Arusha Regional TCCIA Chairman Adolf Olomi said in an interview that the agricultural sector in the region is a sleeping giant that needs to be tapped into the implementation of the East African Common Market Protocol to create opportunities for young people and the business community in Tanzania.
Latest figures on Tanzania's exports to other partner states in the EAC have increased from USD96.4m in 2005 to USD450m in 2010.
However, Olomi said that the figures were still too small compared to the nation’s potential.
He said in an interview that the agri-sector in Arusha region has been in the doldrums for years, adding that despite some gains in horticulture and other cash crop related ventures, there is a great deal more than can be achieved.
TCCIA-Arusha has commissioned ongoing research into the challenges and opportunities in the implementation of the East African Common Market Protocol and Tanzania’s role in creating a conducive environment for increased private sector participation within and outside the country.
According to studies carried out in recent years, Arusha Region and Tanzania in general, could benefit substantially from the implementation of the two-year-old EAC Common Market Protocol.
Agribusiness researcher Geoffrey M. Kalugendo of Africa Source Investment Trade and Environment Management says that preliminary investigations indicate that a re-organisation at sectoral level is a basic necessity for the agri-sector to realise the greatest benefits.
“Arusha is growing a range of high quality products that have great demand in the EAC, especially in Kenya. This includes oranges, onions, beans, maize and several other crops.

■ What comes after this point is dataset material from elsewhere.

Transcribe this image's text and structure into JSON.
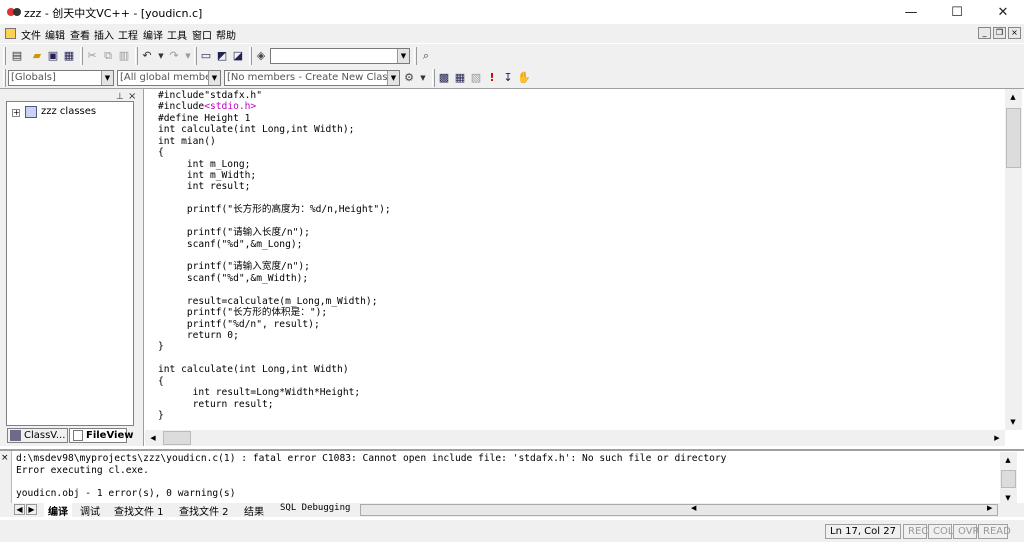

But because of the failure to organise the industry, we end up getting only the minimum benefit from the exportation of the crops,” Kalugendo says.
“For the agri-sector to benefit from the implementation of the common market, producers and traders should stop operating individually and get organized into groups and cooperative entities,” he explains.
He says that getting the farmers organised should be a priority and that it is crucial for the region and the country at large to benefit from the implementation of the EAC Common Market Protocol.
A good number of Kenyan traders have reached a point where they don’t buy products from Arusha Region as individuals, but instead as organised entities.
“One person will come to buy representing an entity or a group. They will buy at the source at low prices. Then, on reaching Nairobi, they use international standard packaging for selling the produce in Kenya. They then re-export the rest,” Kalugendo explains.
The researcher says that there is something to learn from the defunct EAC before its collapse. He says during that period farmers were organised in three groups - individuals (co-operatives), commercial and plantation.
“The co-operatives gave the peasant farmers acollective bargaining power. Today, farmers are on their own negotiating prices at individual levels with highly experienced traders from the EAC,” he says.
He laments that preliminary research shows few linkages between farmers and research institutions in Tanzania, unlike in Kenya, Uganda and Rwanda, where they are involved directly in agri-research.
At the same time, he says the linkage of agriculture with infrastructure has not been well defined. “For our agri-export business to blossom geographically, road, rail and water transport must be linked up in a coherent way that will be understood by our farmers and traders,” he says.
The researcher notes that Tanzania has prepared a lot of documents for agri-marketing, but practical application was wanting, with government imposed programmes not working properly.
The Protocol on the Establishment of the East African Community (EAC) Common Market entered into force on July 1, last year following ratification by all five partner states - Burundi, Kenya, Rwanda, Tanzania and Uganda.
TCCIA Arusha’s mission is to facilitate private sector development in Tanzania by providing exceptional value to members and the business community through the provision of demand-driven advocacy, business information, linkages, business development services and other relevant services in a more professional, resourceful and sustainable manner.
Currently, the chamber has 522 members from the TCCIA Arusha City and the district chambers of Arumeru, Karatu, Longido, Ngorongoro and Monduli.